Learn about the region’s wine-making traditions with an expert before testing your new-found knowledge on a tour of the city’s best bars
“There is a particular mosaic of soil here – the terroir – which makes our wine so special,” says Benoit-Manuel Trocard, winemaker and teacher at L’École du Vin in Bordeaux. The city is the epicentre of France’s largest wine-growing area. Around 450 million bottles a year are produced here, and, even to a connoisseur, the variety of blends and producers can feel intimidating.
Benoit-Manuel’s lessons demystify the Bordolaise way of making wine. “Wine should not be complex,” he says. “You don’t need to be an expert to appreciate it, you just need to follow your senses. There are no rules.” He explains the differences between regionally specific blends, and which châteaux specialise in different grape combinations. “Bordeaux’s winemakers are enthusiastic about innovation, and love to share their passion with visitors.”

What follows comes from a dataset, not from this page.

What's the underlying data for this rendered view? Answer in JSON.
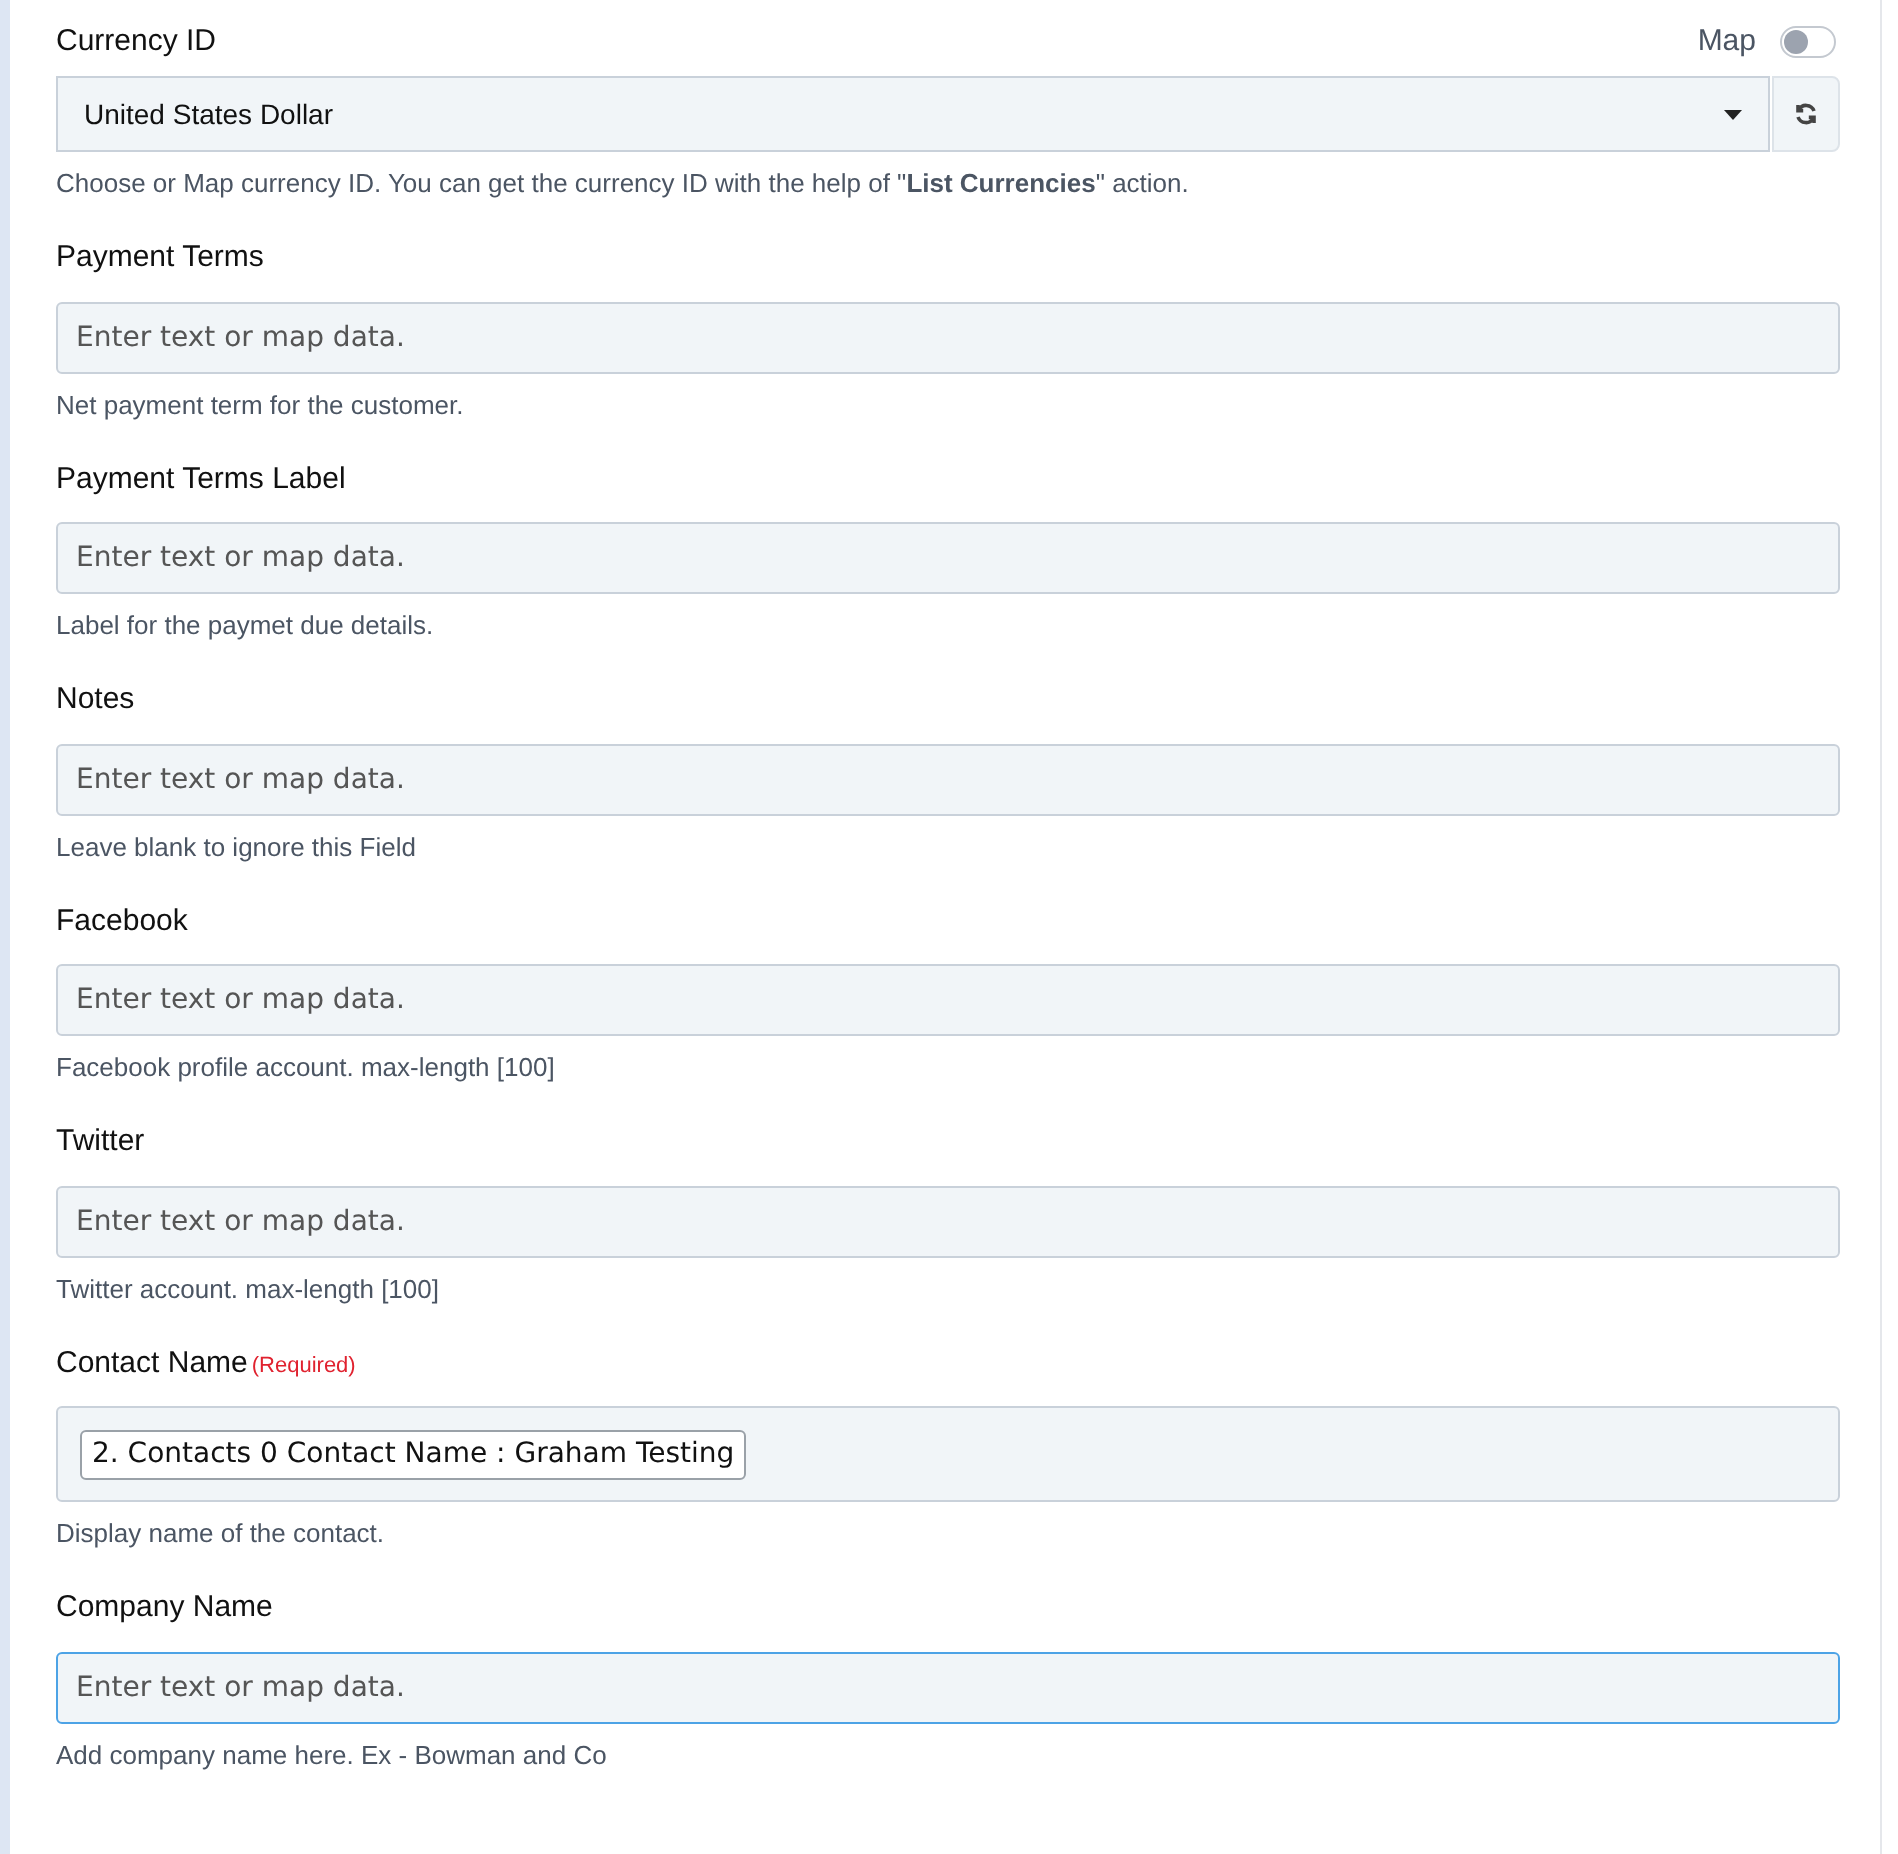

Though it can be fun to drive out and explore those châteaux, a less sober alternative is a walking tour of the wine bars dotted along the city’s winding medieval streets and grand, straight boulevards. At the cellar-like Wine More Time, co-owner Alexandre Lahitte brings out a rare 1982 Château Soutard Saint-Emilion Grand Cru Classé he saves for special occasions. “Wine is meant to be enjoyed, and we do that well here,” he says, gesturing to a bar full of patrons of all ages, chatting and drinking.
At nearby Aux Quatre Coins du Vin, wines are available either as a taster or a full glass, allowing even those constrained by budget to sample expensive vintages.
One in three of the city’s inhabitants is under 25, and they love wine as much as their forebears. Young oenophiles favour Darwin, an artsy new district occupying old army barracks on the once-industrial right bank of the Garonne river. An emerging centre for gastronomy, the most popular restaurant here is Magasin Général. Its walls arc colourfully decorated with work by local graffiti artists, and families gather for brunch at wooden tables. Naturally the wine list is excellent, but one of the few people not drinking is Martine Macheras, whose bright yellow vintage Citroen 2CV is parked a few foot away. As a tour guide who seeks out the city’s secret comers, as well as the things Bordeaux does best, she is well-used to being everybody’s designated driver.
Rooms at Mama Shelter are designed by Philippe Starck, and t he hotel has a stylish roof terrace.
Take a class at L’Ecolé du Vin and book a Bordeaux 2CVTour.
Download the Urban Wine Trail from the Bordeaux Tourist Office, and find wines at Wine More Time, Aux Quatre Coins du Vin and Magasin Général.